I believe that one of the biggest losses in modern life is the loss of the extended family. The loss of love. The loss of support. The loss of community. The loss of role models – especially for new parents and their children.
As humans we have evolved to live in extended family groups and to be part of communities who we live within close proximity to. I’m talking of hundred of thousands of years of living together. Now, in the last few hundred years, we have separated ourselves from our extended families and, in losing these connections, are isolating ourselves to our own detriment.
You see, it wasn’t until I had kids that I actually really understood how vital it was to have a group of people of various ages who are there for you and who love you and your children deeply and unconditionally. There is no substitute for extended family – grandparents, cousins, aunties and uncles.
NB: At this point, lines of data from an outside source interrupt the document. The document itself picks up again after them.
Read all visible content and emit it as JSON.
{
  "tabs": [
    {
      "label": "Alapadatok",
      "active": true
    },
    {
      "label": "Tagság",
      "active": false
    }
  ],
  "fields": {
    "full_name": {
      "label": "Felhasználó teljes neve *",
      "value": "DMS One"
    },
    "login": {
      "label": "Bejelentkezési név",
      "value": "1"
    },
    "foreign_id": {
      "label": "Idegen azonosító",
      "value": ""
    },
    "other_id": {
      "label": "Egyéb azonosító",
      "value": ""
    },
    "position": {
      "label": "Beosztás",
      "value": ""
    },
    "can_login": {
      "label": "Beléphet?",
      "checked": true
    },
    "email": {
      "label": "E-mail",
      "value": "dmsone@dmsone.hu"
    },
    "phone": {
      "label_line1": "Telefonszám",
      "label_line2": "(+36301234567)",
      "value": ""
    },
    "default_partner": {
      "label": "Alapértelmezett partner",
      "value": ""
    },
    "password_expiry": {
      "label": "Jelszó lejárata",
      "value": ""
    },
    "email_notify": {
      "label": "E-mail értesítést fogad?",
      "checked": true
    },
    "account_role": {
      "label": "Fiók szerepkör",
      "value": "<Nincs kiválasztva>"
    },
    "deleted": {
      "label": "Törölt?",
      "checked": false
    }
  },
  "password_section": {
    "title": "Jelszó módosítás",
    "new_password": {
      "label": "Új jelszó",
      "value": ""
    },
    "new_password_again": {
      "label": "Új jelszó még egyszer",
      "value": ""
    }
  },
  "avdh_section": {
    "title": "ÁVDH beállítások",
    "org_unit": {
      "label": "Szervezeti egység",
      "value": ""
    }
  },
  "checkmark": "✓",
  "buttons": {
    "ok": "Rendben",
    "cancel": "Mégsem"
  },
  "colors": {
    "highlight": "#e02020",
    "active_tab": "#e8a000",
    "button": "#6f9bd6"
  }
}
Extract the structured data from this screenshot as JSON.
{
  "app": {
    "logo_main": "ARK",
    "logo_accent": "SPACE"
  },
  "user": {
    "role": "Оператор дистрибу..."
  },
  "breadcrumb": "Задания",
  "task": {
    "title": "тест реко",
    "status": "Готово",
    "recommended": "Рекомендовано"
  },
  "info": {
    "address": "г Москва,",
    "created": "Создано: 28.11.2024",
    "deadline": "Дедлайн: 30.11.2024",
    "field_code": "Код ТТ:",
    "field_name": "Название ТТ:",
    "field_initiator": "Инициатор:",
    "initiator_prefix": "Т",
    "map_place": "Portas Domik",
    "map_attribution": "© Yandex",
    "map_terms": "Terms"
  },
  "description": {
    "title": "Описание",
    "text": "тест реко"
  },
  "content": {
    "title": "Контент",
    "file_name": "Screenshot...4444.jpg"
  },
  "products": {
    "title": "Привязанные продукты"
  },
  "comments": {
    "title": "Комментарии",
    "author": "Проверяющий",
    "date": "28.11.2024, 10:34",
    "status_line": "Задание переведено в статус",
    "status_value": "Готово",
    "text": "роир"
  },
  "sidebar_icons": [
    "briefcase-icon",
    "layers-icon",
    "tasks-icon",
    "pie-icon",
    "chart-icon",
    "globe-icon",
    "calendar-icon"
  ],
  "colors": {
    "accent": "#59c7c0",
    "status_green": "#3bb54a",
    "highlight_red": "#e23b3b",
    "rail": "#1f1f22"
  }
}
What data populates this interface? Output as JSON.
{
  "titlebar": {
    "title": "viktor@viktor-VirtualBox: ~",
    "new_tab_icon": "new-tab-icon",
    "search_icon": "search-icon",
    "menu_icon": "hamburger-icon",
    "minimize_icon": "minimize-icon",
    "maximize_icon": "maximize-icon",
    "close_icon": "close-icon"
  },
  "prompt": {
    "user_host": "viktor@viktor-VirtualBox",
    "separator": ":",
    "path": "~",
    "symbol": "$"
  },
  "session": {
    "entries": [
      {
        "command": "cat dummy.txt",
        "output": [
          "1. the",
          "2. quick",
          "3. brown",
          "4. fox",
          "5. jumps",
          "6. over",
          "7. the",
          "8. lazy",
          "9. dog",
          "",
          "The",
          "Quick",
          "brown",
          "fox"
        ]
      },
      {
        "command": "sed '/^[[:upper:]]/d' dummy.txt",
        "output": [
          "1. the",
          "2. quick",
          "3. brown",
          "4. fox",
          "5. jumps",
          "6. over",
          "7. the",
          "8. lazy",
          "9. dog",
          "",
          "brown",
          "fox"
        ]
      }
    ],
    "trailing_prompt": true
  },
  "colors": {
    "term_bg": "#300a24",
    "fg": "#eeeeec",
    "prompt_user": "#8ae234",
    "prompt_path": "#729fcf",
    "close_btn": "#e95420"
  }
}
Each member of my immediate family has a unique relationship with each member of our extended family.
I have strategically tailored my work life around raising my children, I breastfeed, I co-sleep, I have quality time with my partner, I have one on one time with my kids, I homeschool them and we travel as much as we can. In order for me to raise my children in the way I want to and the way that my children need me to I rely on the support of my husband and my extended family.
During the newborn phase of my children I was supported by my extended family who took turns cooking for us every day, helping with my housework, having the older kids over for sleepovers, looking after the baby while I shower or sleep. Making me a coffee while I breastfed.
I’ve heard from so many mothers that having an extended family member popping in post-birth even becomes an imposition. Something that brings up angers rather than something that is expected and welcomed. This is a product of the sickness of modern life. How unbelievably strange? Isolating ourselves even more post-birth. Why? Because of our fear of being judged. We don’t look good, we don’t smell good. The house isn’t clean enough. The individualistic culture we live in tells us that we can do it all, and we can do it all by ourselves. This is not true.
During the toddler phase my extended family helped me by playing with my toddler while I went out for a coffee by myself, stayed at my home while the toddler was asleep so my partner and I could go on dates. I distinctly remember writing my PhD thesis every day during my kids naps. I remember standing up at my computer typing away with my daughter asleep in the carrier attached to me. My dad would play with my 2 year old son while my daughter napped on me. Slowly but surely and with a lot of consistency and support, it got written.
It gets easier as the children grow and naturally children need their mothers less. My children are 2, 5 and 7 at the time of writing. I can see that in the near future my husband and I will be able to go away for a night or two because my youngest is now weaning on his own terms and he is wanting to spend more time with his grandparents and cousins rather than needed me as much.
Dr. Gabor Mate, in his book Hold On To Your Kids, talks about the detriment of young children being raised by peers as they are in childcare, kindergarten and school. The influence of the parents to their children development becomes secondary to the influence of peers of the same age. This is detrimental because the influence of family on a child comes with nurture, unconditional love and sacrifice. The influence of same age peers does not. While this is normal in our modern culture, it is certainly not natural.
As homeschoolers, it is amazing how often I am confronted with strangers’ questions of whether I am able to sufficiently socialise my children and how important socialisation is. Modern culture tells me that my kids should be with a large group of peers from when they’re 2 years old (or younger) for 8 hours a day (or longer) while I work. I call bullshit on that. Instead, my children have been raised by a select group of people, ranging from their own age through to their grandparents age and everything in-between.
I don’t worry about socialisation because I see that my kids are getting the best kind – not the kind that comes with the threat of being bullied – but the kind that comes with the love of siblings, cousins, aunties, uncles and grandparents.
As I write this blog my kids are spending time with my dad, their grandfather. He transmits culture, knowledge and wisdom to them and gives them a unique kind of attention that no one else does. He tells them the same stories he told me when I was a child and he cooks them the same food he cooked for me (they have also most likely locked him outside while they raid his lolly pantry). I know that they are having fun in a loving and nurturing environment and I know my dad enjoys them. I don’t have mum guilt when I work because I know they are safe, happy and I know my dad is not burdened because I don’t abuse his time.
My work slides into my family life in the best way and this is why I can enjoy both. I have the balance I need for my own mental health and so do my children. This could not be possible without the support of all of my family members who spend time with my children, who often make us food and who provide us with unconditional love.
One of the most important things to have (or to cultivate if you don’t have it) in life when you become a parent is a close network. Sharing resources, sharing a laugh, sharing tears, having multiple people you can trust with your children and who you can rely on and who know you.
This is what privilege looks like – because it takes a village to help a mother to raise a child.